Problem to solve: Copy each line of the data below, character for character.

(Items from an interface collection)
════════

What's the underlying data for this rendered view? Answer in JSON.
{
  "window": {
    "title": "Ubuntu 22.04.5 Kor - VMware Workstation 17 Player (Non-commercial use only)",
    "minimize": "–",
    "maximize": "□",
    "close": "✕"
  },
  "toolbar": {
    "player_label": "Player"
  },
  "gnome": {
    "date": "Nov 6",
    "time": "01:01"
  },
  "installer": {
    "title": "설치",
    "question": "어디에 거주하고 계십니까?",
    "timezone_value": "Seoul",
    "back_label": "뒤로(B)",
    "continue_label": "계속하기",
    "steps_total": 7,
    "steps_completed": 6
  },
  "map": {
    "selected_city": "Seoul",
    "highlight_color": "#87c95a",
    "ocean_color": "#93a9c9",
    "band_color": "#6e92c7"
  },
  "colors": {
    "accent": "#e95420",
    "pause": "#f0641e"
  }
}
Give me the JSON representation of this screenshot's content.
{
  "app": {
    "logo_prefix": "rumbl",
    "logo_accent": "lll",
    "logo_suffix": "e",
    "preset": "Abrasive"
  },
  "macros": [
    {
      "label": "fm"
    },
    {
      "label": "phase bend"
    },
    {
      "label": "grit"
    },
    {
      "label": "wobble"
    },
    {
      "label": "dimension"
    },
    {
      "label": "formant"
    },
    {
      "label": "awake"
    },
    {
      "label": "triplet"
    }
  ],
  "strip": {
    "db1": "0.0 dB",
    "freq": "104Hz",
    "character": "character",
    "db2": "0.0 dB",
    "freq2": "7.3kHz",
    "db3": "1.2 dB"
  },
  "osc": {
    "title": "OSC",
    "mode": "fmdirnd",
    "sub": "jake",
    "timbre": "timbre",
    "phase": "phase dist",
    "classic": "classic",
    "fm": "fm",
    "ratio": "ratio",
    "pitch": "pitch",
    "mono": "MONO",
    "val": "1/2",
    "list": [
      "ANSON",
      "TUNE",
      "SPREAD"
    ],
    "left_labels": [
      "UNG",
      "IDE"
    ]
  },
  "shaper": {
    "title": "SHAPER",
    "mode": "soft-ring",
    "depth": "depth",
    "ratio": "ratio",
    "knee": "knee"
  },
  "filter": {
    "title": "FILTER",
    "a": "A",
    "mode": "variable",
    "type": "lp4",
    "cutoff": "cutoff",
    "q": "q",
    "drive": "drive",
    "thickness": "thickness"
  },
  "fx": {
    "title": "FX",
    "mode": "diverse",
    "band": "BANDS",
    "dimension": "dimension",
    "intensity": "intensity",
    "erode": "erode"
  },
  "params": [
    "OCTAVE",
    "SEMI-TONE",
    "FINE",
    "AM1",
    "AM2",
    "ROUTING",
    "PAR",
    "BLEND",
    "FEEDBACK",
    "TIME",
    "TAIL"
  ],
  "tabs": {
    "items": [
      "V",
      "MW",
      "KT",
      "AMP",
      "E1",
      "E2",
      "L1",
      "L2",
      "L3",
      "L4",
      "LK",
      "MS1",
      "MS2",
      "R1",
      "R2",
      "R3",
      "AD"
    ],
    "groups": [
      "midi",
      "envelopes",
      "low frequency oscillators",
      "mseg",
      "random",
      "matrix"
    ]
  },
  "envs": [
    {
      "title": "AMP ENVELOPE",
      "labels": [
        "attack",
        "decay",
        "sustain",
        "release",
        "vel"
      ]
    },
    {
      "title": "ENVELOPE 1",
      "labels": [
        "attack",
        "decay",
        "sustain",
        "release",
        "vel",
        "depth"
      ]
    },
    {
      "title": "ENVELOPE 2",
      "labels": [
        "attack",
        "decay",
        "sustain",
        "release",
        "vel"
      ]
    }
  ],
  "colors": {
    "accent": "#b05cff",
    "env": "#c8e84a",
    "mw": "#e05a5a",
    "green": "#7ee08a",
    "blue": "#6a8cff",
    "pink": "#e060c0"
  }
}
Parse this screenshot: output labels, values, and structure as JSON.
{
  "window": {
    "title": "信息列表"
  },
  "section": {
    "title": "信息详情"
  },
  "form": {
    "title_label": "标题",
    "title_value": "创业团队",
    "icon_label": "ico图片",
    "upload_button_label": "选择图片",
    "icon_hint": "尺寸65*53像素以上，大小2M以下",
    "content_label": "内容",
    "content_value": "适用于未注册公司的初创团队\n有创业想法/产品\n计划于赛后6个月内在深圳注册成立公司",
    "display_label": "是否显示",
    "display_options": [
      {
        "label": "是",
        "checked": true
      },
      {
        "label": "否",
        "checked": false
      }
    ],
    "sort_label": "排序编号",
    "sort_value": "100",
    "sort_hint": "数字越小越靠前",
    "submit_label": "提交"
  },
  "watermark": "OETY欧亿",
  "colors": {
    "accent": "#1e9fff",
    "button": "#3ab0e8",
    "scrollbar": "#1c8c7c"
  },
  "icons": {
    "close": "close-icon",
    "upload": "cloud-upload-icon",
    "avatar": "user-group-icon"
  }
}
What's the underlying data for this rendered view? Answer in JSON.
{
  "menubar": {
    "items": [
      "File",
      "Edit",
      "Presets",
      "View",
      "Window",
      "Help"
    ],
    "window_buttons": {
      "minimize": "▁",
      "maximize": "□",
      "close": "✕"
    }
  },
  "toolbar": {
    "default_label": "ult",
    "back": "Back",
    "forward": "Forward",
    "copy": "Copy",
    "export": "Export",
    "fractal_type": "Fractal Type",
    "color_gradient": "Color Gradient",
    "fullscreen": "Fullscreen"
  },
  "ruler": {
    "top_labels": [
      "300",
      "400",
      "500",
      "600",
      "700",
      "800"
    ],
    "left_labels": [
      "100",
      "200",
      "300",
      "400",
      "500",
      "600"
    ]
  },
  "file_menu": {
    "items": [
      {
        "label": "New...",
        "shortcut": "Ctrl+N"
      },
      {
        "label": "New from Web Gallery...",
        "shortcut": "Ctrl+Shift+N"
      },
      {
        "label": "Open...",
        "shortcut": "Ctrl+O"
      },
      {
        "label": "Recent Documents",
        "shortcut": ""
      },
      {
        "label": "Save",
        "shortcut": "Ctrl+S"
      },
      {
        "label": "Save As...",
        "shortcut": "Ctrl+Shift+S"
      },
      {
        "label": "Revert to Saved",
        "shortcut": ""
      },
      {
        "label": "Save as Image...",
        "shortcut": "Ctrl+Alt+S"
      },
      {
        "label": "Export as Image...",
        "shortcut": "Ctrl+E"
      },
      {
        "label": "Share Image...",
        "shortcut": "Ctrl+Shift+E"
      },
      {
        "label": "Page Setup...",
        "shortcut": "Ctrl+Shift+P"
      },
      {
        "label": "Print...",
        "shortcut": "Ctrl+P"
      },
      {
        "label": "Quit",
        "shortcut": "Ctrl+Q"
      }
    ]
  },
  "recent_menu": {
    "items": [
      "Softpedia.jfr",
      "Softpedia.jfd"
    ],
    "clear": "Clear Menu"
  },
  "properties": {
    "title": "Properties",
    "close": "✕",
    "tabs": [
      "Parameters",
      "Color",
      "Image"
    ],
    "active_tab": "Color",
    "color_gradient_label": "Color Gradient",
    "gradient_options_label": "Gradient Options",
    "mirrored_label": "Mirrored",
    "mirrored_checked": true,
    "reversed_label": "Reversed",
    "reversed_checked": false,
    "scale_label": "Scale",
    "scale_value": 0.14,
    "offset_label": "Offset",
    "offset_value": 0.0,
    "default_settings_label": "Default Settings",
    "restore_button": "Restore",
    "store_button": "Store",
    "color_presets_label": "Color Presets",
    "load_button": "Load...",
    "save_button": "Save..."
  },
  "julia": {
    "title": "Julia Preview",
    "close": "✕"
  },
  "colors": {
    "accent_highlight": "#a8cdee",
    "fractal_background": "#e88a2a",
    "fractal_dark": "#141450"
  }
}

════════

Response:
What's the underlying data for this rendered view? Answer in JSON.
{
  "window": {
    "title": "Ubuntu 22.04.5 Kor - VMware Workstation 17 Player (Non-commercial use only)",
    "minimize": "–",
    "maximize": "□",
    "close": "✕"
  },
  "toolbar": {
    "player_label": "Player"
  },
  "gnome": {
    "date": "Nov 6",
    "time": "01:01"
  },
  "installer": {
    "title": "설치",
    "question": "어디에 거주하고 계십니까?",
    "timezone_value": "Seoul",
    "back_label": "뒤로(B)",
    "continue_label": "계속하기",
    "steps_total": 7,
    "steps_completed": 6
  },
  "map": {
    "selected_city": "Seoul",
    "highlight_color": "#87c95a",
    "ocean_color": "#93a9c9",
    "band_color": "#6e92c7"
  },
  "colors": {
    "accent": "#e95420",
    "pause": "#f0641e"
  }
}
Give me the JSON representation of this screenshot's content.
{
  "app": {
    "logo_prefix": "rumbl",
    "logo_accent": "lll",
    "logo_suffix": "e",
    "preset": "Abrasive"
  },
  "macros": [
    {
      "label": "fm"
    },
    {
      "label": "phase bend"
    },
    {
      "label": "grit"
    },
    {
      "label": "wobble"
    },
    {
      "label": "dimension"
    },
    {
      "label": "formant"
    },
    {
      "label": "awake"
    },
    {
      "label": "triplet"
    }
  ],
  "strip": {
    "db1": "0.0 dB",
    "freq": "104Hz",
    "character": "character",
    "db2": "0.0 dB",
    "freq2": "7.3kHz",
    "db3": "1.2 dB"
  },
  "osc": {
    "title": "OSC",
    "mode": "fmdirnd",
    "sub": "jake",
    "timbre": "timbre",
    "phase": "phase dist",
    "classic": "classic",
    "fm": "fm",
    "ratio": "ratio",
    "pitch": "pitch",
    "mono": "MONO",
    "val": "1/2",
    "list": [
      "ANSON",
      "TUNE",
      "SPREAD"
    ],
    "left_labels": [
      "UNG",
      "IDE"
    ]
  },
  "shaper": {
    "title": "SHAPER",
    "mode": "soft-ring",
    "depth": "depth",
    "ratio": "ratio",
    "knee": "knee"
  },
  "filter": {
    "title": "FILTER",
    "a": "A",
    "mode": "variable",
    "type": "lp4",
    "cutoff": "cutoff",
    "q": "q",
    "drive": "drive",
    "thickness": "thickness"
  },
  "fx": {
    "title": "FX",
    "mode": "diverse",
    "band": "BANDS",
    "dimension": "dimension",
    "intensity": "intensity",
    "erode": "erode"
  },
  "params": [
    "OCTAVE",
    "SEMI-TONE",
    "FINE",
    "AM1",
    "AM2",
    "ROUTING",
    "PAR",
    "BLEND",
    "FEEDBACK",
    "TIME",
    "TAIL"
  ],
  "tabs": {
    "items": [
      "V",
      "MW",
      "KT",
      "AMP",
      "E1",
      "E2",
      "L1",
      "L2",
      "L3",
      "L4",
      "LK",
      "MS1",
      "MS2",
      "R1",
      "R2",
      "R3",
      "AD"
    ],
    "groups": [
      "midi",
      "envelopes",
      "low frequency oscillators",
      "mseg",
      "random",
      "matrix"
    ]
  },
  "envs": [
    {
      "title": "AMP ENVELOPE",
      "labels": [
        "attack",
        "decay",
        "sustain",
        "release",
        "vel"
      ]
    },
    {
      "title": "ENVELOPE 1",
      "labels": [
        "attack",
        "decay",
        "sustain",
        "release",
        "vel",
        "depth"
      ]
    },
    {
      "title": "ENVELOPE 2",
      "labels": [
        "attack",
        "decay",
        "sustain",
        "release",
        "vel"
      ]
    }
  ],
  "colors": {
    "accent": "#b05cff",
    "env": "#c8e84a",
    "mw": "#e05a5a",
    "green": "#7ee08a",
    "blue": "#6a8cff",
    "pink": "#e060c0"
  }
}
Parse this screenshot: output labels, values, and structure as JSON.
{
  "window": {
    "title": "信息列表"
  },
  "section": {
    "title": "信息详情"
  },
  "form": {
    "title_label": "标题",
    "title_value": "创业团队",
    "icon_label": "ico图片",
    "upload_button_label": "选择图片",
    "icon_hint": "尺寸65*53像素以上，大小2M以下",
    "content_label": "内容",
    "content_value": "适用于未注册公司的初创团队\n有创业想法/产品\n计划于赛后6个月内在深圳注册成立公司",
    "display_label": "是否显示",
    "display_options": [
      {
        "label": "是",
        "checked": true
      },
      {
        "label": "否",
        "checked": false
      }
    ],
    "sort_label": "排序编号",
    "sort_value": "100",
    "sort_hint": "数字越小越靠前",
    "submit_label": "提交"
  },
  "watermark": "OETY欧亿",
  "colors": {
    "accent": "#1e9fff",
    "button": "#3ab0e8",
    "scrollbar": "#1c8c7c"
  },
  "icons": {
    "close": "close-icon",
    "upload": "cloud-upload-icon",
    "avatar": "user-group-icon"
  }
}
What's the underlying data for this rendered view? Answer in JSON.
{
  "menubar": {
    "items": [
      "File",
      "Edit",
      "Presets",
      "View",
      "Window",
      "Help"
    ],
    "window_buttons": {
      "minimize": "▁",
      "maximize": "□",
      "close": "✕"
    }
  },
  "toolbar": {
    "default_label": "ult",
    "back": "Back",
    "forward": "Forward",
    "copy": "Copy",
    "export": "Export",
    "fractal_type": "Fractal Type",
    "color_gradient": "Color Gradient",
    "fullscreen": "Fullscreen"
  },
  "ruler": {
    "top_labels": [
      "300",
      "400",
      "500",
      "600",
      "700",
      "800"
    ],
    "left_labels": [
      "100",
      "200",
      "300",
      "400",
      "500",
      "600"
    ]
  },
  "file_menu": {
    "items": [
      {
        "label": "New...",
        "shortcut": "Ctrl+N"
      },
      {
        "label": "New from Web Gallery...",
        "shortcut": "Ctrl+Shift+N"
      },
      {
        "label": "Open...",
        "shortcut": "Ctrl+O"
      },
      {
        "label": "Recent Documents",
        "shortcut": ""
      },
      {
        "label": "Save",
        "shortcut": "Ctrl+S"
      },
      {
        "label": "Save As...",
        "shortcut": "Ctrl+Shift+S"
      },
      {
        "label": "Revert to Saved",
        "shortcut": ""
      },
      {
        "label": "Save as Image...",
        "shortcut": "Ctrl+Alt+S"
      },
      {
        "label": "Export as Image...",
        "shortcut": "Ctrl+E"
      },
      {
        "label": "Share Image...",
        "shortcut": "Ctrl+Shift+E"
      },
      {
        "label": "Page Setup...",
        "shortcut": "Ctrl+Shift+P"
      },
      {
        "label": "Print...",
        "shortcut": "Ctrl+P"
      },
      {
        "label": "Quit",
        "shortcut": "Ctrl+Q"
      }
    ]
  },
  "recent_menu": {
    "items": [
      "Softpedia.jfr",
      "Softpedia.jfd"
    ],
    "clear": "Clear Menu"
  },
  "properties": {
    "title": "Properties",
    "close": "✕",
    "tabs": [
      "Parameters",
      "Color",
      "Image"
    ],
    "active_tab": "Color",
    "color_gradient_label": "Color Gradient",
    "gradient_options_label": "Gradient Options",
    "mirrored_label": "Mirrored",
    "mirrored_checked": true,
    "reversed_label": "Reversed",
    "reversed_checked": false,
    "scale_label": "Scale",
    "scale_value": 0.14,
    "offset_label": "Offset",
    "offset_value": 0.0,
    "default_settings_label": "Default Settings",
    "restore_button": "Restore",
    "store_button": "Store",
    "color_presets_label": "Color Presets",
    "load_button": "Load...",
    "save_button": "Save..."
  },
  "julia": {
    "title": "Julia Preview",
    "close": "✕"
  },
  "colors": {
    "accent_highlight": "#a8cdee",
    "fractal_background": "#e88a2a",
    "fractal_dark": "#141450"
  }
}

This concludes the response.